The Safe Drinking Water Act of 1974 was established to protect America's drinking water. It covers waters actually or potentially designated for drinking, whether from above ground or underground sources. http://water.epa.gov/
The Clean Air Act , adopted in 1970, is the comprehensive federal law that regulates air emissions from area, stationary, and mobile pollution sources. The CAA established limits for major pollution sources called the National Emission Standards for Hazardous Air Pollutants (NEHAPS) . NEHAPS must be met by installing the Maximum Achievable Control Technology (MACT) for each source.
Enacted in 1972 , the Federal Water Pollution Control Act, commonly known as the Clean Water Act, establishes the basic structure for regulating discharges of pollutants into the waters of the United States.
Adopted in 1976, the Resource Conservation and Recovery Act is the principal federal law that governs the disposal of solid and hazardous wastes. The law takes a cradle to grave approach to ensure that wastes are handled properly from the point of creation to transport to disposal.

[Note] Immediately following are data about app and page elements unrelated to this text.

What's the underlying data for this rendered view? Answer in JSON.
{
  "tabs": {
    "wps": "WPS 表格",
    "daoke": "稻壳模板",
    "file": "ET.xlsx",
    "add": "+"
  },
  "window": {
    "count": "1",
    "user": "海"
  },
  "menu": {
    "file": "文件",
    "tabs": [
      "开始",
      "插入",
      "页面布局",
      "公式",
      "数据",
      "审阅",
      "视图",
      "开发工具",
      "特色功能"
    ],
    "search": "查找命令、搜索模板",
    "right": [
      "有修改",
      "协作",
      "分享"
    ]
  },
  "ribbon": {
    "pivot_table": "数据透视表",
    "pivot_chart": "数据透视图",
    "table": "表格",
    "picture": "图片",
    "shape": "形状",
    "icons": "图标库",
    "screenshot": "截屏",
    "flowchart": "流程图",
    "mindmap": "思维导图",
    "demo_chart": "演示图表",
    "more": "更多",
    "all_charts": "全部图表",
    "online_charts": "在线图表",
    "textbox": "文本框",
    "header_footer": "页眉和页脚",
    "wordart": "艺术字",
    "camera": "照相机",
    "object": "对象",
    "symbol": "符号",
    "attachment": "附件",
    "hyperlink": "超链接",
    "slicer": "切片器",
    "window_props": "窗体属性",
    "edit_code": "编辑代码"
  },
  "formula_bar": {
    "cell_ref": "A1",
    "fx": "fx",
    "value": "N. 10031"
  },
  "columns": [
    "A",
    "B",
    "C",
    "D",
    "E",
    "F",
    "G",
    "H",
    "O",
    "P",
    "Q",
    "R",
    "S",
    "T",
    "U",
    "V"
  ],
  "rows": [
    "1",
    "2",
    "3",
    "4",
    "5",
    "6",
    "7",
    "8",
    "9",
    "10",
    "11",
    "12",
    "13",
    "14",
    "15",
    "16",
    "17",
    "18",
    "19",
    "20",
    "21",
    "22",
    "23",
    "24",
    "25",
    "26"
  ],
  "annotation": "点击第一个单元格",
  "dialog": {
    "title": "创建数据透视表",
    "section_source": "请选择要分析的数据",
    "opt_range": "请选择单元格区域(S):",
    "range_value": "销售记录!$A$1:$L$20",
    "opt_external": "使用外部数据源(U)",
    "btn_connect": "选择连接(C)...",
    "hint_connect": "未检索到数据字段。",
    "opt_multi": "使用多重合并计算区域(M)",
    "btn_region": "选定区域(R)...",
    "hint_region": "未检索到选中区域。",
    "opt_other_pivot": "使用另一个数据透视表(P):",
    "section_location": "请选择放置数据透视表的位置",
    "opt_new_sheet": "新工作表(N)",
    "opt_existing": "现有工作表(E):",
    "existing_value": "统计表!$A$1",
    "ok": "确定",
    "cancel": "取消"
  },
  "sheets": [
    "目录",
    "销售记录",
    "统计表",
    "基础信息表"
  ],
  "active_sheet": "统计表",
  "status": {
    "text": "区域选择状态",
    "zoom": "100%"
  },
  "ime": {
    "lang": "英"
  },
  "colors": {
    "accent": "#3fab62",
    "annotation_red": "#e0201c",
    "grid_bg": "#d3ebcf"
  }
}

Commonly known as the Superfund law, the Comprehensive Environmental Response, Compensation, and Liability Act of 1980 makes liable those responsible for a spill or release of a hazardous substance into the environment.
The National Environmental Policy Act of 1970 establishes the broad national framework for protecting our environment. NEPA s ensures the federal government gives proper consideration to the environment before undertaking any major federal action (including involvement in industrial projects) that significantly affects the environment.
The Toxic Release Inventory (TRI) was created by section 313 of the Emergency Planning and Community Right-to-Know Act (EPCRA) of 1986. It requires most industries to report significant of toxic substances to the EPA, which then aggregates and disseminates the information to the public.